Second, I found the dilemma of whether Benjamin should stay and help Daisy raise their child to be important and dramatic, but not a terribly difficult decision. Again, perhaps this is my own perspective bleeding over my logic, but Benjamin's fear of getting to a point of being unable to parent did not seem enough. They were having a child when Daisy was in her mid-forties; even if Benjamin aged normally there'd still be a concern of either of them getting a disease that comes with age that would make parenting difficult.
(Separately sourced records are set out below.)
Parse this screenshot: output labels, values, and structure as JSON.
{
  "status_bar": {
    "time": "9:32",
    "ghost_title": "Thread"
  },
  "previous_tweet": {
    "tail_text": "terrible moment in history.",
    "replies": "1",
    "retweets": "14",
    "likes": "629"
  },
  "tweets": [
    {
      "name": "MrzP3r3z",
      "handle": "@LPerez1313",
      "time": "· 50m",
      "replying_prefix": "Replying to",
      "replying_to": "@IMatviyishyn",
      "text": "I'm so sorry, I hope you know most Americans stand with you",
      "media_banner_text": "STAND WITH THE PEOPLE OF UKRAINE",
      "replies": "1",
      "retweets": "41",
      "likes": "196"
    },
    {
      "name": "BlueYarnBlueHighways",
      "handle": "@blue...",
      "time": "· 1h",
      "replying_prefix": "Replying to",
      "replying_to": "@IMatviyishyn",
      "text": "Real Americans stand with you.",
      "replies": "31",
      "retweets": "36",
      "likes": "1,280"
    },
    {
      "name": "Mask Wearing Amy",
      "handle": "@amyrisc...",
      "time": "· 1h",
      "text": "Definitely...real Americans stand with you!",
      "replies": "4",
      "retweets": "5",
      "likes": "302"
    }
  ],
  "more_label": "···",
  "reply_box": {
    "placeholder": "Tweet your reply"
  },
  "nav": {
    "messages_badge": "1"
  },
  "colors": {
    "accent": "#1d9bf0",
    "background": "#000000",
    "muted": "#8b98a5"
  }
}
If a normally aging Benjamin had had a history of Alzheimer's in his family history, would it still be acceptable to abandon his parenting responsibilities like he did?

Part of the problem here for me was that Benjamin returns when their child looks about thirteen, and he still has almost entire control of mental capacity. He could have fathered the child and been a legitimately loving parent until then without problem. Even though he deteriorates relatively fast after that, I think it is reasonable to expect that a supportive, loving daughter and wife would have helped him through it. But, instead of this scenario, we are given one where Benjamin leaves Daisy and basically forces her to find another man ASAP to help her raise the girl. This isn't fair to Daisy. This isn't fair to her new husband (as Daisy will always love Benjamin, and because he's basically only there to raise some other guy's kid). And it isn't fair to the daughter, who is understandably pissed off when Daisy, on her deathbed, reveals that she's actually the child of another man. This is a nitpick, I know, but it didn't seem to follow Benjamin's character to make this decision.


Altogether, this movie is very much worth seeing if you haven't already, though I advise either a break in the middle or multiple viewing sessions, given the length. It is a movie that will inspire you to spend time working on your dreams. It will give you the warm feeling that even the worst life can throw at you is merely a step on the path to something greater. And it will give you that bug to go exploring, to walk down the narrow creek, to feel the wind on your face, or feel the sand under your feet on a distant shore.